Stored data entries:
● ● ●
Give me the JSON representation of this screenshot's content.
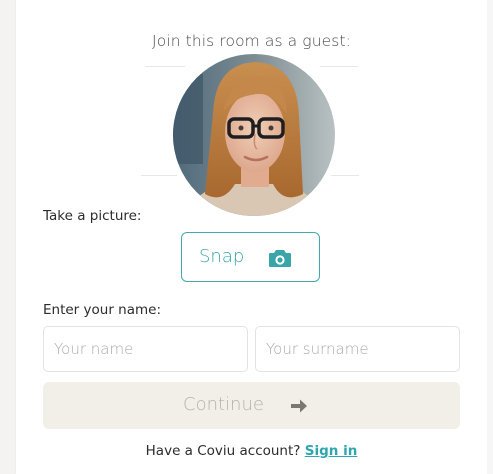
{
  "header": {
    "title": "Join this room as a guest:"
  },
  "photo": {
    "take_picture_label": "Take a picture:",
    "snap_label": "Snap",
    "snap_icon": "camera-icon"
  },
  "name": {
    "label": "Enter your name:",
    "first_name_placeholder": "Your name",
    "first_name_value": "",
    "surname_placeholder": "Your surname",
    "surname_value": ""
  },
  "actions": {
    "continue_label": "Continue",
    "continue_icon": "arrow-right-icon"
  },
  "footer": {
    "prompt": "Have a Coviu account?",
    "signin_label": "Sign in"
  },
  "colors": {
    "accent": "#3aa4a8",
    "disabled_button_bg": "#f1efe8",
    "disabled_button_text": "#b4b2ab"
  }
}
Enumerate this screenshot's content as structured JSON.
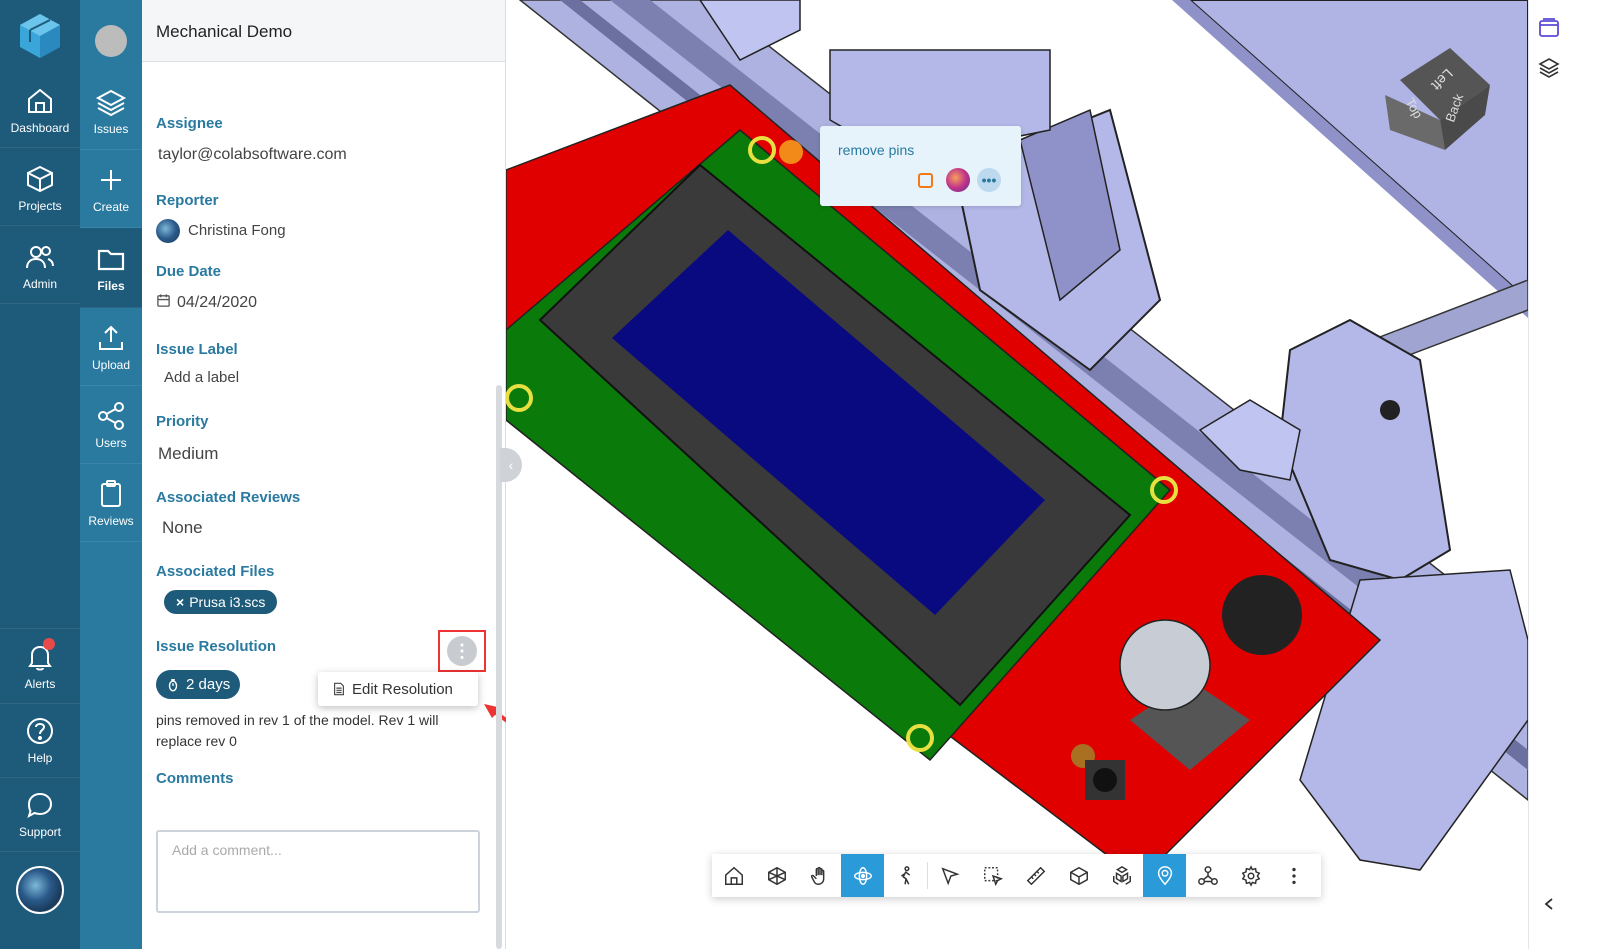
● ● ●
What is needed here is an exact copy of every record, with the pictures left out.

# [Answer box]
Give me the JSON representation of this screenshot's content.
{
  "header": {
    "title": "Join this room as a guest:"
  },
  "photo": {
    "take_picture_label": "Take a picture:",
    "snap_label": "Snap",
    "snap_icon": "camera-icon"
  },
  "name": {
    "label": "Enter your name:",
    "first_name_placeholder": "Your name",
    "first_name_value": "",
    "surname_placeholder": "Your surname",
    "surname_value": ""
  },
  "actions": {
    "continue_label": "Continue",
    "continue_icon": "arrow-right-icon"
  },
  "footer": {
    "prompt": "Have a Coviu account?",
    "signin_label": "Sign in"
  },
  "colors": {
    "accent": "#3aa4a8",
    "disabled_button_bg": "#f1efe8",
    "disabled_button_text": "#b4b2ab"
  }
}
Enumerate this screenshot's content as structured JSON.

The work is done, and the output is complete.